PROVIDED RECORDS:
##############################

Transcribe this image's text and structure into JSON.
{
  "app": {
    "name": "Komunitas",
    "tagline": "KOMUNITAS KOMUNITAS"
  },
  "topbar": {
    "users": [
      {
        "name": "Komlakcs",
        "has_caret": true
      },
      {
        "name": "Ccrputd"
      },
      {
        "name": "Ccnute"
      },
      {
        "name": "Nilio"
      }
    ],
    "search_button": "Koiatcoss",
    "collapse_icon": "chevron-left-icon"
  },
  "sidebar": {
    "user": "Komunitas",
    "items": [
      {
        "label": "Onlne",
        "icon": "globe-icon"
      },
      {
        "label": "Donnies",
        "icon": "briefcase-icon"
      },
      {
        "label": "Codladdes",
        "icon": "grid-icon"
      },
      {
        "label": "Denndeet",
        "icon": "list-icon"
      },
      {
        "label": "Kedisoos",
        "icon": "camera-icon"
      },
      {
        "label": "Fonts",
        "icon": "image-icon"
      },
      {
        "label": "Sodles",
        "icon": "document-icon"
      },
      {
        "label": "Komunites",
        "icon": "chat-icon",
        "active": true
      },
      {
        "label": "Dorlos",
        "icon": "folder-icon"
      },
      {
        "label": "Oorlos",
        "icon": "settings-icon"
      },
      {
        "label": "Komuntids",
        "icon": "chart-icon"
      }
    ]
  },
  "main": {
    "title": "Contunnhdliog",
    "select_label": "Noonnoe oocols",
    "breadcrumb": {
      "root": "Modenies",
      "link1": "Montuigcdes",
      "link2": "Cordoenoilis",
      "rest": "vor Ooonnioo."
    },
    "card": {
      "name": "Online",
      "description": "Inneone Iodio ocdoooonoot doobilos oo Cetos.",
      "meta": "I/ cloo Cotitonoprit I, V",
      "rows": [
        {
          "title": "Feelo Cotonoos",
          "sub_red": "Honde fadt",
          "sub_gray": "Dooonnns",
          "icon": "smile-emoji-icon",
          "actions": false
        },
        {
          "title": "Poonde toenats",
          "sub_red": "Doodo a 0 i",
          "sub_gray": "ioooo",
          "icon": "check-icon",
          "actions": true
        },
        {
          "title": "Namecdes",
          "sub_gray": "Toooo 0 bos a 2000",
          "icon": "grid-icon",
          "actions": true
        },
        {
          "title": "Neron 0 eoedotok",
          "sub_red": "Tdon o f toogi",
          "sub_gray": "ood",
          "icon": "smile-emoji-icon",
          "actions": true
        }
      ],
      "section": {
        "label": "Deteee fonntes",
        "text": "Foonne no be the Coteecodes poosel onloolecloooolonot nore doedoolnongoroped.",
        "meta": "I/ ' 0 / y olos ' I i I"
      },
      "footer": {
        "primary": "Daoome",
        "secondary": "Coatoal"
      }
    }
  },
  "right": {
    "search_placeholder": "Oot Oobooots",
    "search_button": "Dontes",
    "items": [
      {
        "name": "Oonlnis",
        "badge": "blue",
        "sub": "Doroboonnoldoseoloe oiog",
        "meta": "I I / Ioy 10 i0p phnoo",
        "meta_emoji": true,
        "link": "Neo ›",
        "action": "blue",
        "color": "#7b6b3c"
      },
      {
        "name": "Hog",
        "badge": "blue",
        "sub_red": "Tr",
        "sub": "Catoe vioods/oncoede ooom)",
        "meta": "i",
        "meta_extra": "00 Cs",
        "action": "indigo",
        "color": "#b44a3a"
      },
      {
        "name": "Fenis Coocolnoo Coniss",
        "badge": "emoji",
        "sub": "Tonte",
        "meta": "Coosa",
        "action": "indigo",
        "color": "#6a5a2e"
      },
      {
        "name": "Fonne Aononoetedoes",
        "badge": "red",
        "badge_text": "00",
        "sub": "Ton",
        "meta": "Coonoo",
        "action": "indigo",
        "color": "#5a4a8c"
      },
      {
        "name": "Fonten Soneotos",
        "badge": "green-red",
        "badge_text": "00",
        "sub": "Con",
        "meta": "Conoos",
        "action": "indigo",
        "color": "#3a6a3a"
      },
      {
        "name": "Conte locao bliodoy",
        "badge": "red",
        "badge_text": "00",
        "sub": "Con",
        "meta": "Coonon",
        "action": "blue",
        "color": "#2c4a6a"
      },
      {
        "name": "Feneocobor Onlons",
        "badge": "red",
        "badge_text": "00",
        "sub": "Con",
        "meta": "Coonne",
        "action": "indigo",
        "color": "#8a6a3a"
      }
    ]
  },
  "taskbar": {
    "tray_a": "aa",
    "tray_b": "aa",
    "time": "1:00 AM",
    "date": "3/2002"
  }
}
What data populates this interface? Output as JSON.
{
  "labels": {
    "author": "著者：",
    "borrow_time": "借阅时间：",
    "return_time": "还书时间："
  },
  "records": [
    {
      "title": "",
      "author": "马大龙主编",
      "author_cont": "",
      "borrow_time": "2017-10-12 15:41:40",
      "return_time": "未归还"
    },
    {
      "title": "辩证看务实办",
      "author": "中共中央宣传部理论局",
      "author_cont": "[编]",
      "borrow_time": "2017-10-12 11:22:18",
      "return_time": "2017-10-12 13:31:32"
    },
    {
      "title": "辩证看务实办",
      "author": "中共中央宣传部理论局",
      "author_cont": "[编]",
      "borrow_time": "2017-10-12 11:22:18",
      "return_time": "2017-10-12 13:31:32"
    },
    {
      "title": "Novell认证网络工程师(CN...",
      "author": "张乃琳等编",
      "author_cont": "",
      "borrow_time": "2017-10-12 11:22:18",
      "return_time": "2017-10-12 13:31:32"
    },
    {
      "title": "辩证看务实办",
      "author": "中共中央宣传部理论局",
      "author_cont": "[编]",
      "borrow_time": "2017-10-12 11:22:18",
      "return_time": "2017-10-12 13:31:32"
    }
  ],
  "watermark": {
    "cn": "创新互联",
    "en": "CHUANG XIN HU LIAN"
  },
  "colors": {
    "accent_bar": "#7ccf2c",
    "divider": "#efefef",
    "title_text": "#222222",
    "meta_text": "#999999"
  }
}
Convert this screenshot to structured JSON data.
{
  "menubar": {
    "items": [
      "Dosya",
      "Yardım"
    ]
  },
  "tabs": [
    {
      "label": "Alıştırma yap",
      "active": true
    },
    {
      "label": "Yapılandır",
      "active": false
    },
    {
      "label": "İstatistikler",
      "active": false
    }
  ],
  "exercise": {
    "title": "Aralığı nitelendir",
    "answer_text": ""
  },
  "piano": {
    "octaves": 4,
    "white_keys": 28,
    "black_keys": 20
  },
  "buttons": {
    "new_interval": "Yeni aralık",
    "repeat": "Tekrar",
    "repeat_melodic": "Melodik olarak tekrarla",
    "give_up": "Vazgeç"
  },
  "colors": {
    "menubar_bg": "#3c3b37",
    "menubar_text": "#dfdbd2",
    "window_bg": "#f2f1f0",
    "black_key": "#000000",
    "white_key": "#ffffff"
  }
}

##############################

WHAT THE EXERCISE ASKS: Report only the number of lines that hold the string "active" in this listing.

WRITTEN ANSWER: 4